Polystyrene spheres enable wavelength control in random lasers
Random lasers consist of irregularly shaped material that scatters light and achieves optical-gain amplification, but not resonance or wavelength tunability.
Random lasers consist of irregularly shaped material that scatters light and achieves optical-gain amplification, but not resonance or wavelength tunability. While random lasing has been successful using various powders, suspensions, or porous materials, scientists in Italy and Spain have shown that spherical polystyrene microspheres dubbed “photonic glass” enable resonant tunability even in completely random systems with no periodicity.
Researcher Diederik Wiersma at the European Laboratory for Nonlinear Spectroscopy (Florence, Italy) and team members at the Instituto de Ciencia de Materiales (Madrid, Spain) used randomly assembled monodisperse polystyrene spheres coated with laser dye as the scattering medium.
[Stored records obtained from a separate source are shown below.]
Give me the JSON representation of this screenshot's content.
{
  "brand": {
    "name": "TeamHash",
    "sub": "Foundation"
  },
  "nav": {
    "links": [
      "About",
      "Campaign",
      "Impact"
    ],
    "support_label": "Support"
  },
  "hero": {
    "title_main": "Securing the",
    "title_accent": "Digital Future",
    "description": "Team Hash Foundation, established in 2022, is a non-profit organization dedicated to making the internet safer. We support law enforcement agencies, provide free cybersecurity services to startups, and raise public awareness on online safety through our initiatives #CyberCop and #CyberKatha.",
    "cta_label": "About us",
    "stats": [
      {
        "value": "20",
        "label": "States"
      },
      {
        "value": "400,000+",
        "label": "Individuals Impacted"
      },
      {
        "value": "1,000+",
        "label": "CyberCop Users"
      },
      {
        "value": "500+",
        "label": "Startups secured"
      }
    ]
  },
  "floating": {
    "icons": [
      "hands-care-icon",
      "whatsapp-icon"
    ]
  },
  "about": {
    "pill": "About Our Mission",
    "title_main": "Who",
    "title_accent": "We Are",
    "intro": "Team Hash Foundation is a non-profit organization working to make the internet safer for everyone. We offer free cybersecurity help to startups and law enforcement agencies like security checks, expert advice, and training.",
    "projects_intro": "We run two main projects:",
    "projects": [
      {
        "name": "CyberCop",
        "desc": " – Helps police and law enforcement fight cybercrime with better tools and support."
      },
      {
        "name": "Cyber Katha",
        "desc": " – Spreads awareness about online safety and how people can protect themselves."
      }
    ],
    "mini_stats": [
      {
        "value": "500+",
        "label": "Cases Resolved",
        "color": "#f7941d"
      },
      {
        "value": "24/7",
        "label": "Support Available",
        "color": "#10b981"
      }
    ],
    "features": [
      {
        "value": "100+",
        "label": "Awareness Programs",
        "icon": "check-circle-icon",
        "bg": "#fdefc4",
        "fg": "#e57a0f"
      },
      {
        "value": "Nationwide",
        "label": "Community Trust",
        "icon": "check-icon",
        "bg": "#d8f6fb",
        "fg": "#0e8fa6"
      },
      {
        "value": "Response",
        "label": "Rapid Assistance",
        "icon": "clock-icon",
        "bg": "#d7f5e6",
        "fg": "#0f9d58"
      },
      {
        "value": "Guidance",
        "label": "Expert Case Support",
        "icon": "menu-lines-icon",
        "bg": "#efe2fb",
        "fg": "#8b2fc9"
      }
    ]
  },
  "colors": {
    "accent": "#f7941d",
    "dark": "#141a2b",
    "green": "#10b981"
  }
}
They directed a frequency-doubled Q-switched Nd:YAG laser with a 10 Hz repetition rate into the photonic glass, which consisted of spheres ranging in diameter from 0.2 to 3 µm. Mie resonance occurred at wavelengths near the maximum of the gain curve. Wiersma and his team determined that control of the diameter and refractive index of the spheres alters the lasing wavelength, making it possible to select specific lasing modes. Random lasers with a controllable wavelength could have many applications ranging from medicine to laser fusion. Contact Diederik Wiersma at firstname.lastname@example.org.